▶ WORK REQUIRED: Filter the lines below, keeping each one that holds "нематериальных".

◆ ◆ ◆

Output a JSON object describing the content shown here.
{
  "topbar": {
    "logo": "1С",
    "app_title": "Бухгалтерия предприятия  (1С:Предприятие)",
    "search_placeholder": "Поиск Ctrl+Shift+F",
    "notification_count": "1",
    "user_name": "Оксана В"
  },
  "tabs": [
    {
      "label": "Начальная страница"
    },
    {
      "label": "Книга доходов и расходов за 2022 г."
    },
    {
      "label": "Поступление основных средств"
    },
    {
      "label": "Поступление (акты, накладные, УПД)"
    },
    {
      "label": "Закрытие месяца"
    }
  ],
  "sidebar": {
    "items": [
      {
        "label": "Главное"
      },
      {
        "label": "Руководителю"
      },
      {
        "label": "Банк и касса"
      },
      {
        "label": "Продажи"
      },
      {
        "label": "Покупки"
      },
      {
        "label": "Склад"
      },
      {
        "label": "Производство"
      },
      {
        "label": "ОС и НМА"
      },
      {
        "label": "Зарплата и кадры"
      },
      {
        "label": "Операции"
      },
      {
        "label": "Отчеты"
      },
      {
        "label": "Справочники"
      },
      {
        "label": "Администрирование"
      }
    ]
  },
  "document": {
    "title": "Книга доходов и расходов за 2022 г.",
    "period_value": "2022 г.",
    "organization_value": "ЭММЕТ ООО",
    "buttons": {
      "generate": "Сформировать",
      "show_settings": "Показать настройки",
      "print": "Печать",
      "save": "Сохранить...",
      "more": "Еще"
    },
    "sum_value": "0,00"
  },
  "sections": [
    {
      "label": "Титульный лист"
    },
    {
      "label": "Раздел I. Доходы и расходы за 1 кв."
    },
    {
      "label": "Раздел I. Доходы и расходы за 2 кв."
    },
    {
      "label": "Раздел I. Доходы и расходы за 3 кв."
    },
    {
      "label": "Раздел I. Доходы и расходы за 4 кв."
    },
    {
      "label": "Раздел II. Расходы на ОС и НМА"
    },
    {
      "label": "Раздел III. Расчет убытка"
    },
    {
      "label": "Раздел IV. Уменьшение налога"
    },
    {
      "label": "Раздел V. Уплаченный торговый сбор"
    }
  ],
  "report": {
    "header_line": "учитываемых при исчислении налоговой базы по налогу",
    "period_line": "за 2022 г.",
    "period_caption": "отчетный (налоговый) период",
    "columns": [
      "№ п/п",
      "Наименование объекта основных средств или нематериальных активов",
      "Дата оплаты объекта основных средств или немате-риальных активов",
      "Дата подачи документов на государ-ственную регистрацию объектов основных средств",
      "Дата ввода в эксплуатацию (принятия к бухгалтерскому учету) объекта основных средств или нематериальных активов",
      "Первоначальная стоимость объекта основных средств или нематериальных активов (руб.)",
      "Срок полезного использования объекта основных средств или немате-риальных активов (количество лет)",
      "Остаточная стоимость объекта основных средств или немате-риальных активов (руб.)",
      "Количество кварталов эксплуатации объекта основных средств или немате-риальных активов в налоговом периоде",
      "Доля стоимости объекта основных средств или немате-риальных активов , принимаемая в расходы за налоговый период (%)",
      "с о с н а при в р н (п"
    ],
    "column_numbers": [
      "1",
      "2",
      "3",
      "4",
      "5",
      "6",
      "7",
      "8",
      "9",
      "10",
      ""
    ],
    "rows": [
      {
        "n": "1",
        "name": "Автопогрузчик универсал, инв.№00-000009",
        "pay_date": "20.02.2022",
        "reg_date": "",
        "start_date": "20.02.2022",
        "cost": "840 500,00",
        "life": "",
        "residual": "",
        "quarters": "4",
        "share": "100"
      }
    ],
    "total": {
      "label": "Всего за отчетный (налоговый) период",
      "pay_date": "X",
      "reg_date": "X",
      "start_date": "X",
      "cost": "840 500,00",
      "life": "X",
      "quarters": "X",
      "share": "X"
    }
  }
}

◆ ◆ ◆

▶ RESPONSE BELOW:
      "Наименование объекта основных средств или нематериальных активов",
      "Дата ввода в эксплуатацию (принятия к бухгалтерскому учету) объекта основных средств или нематериальных активов",
      "Первоначальная стоимость объекта основных средств или нематериальных активов (руб.)",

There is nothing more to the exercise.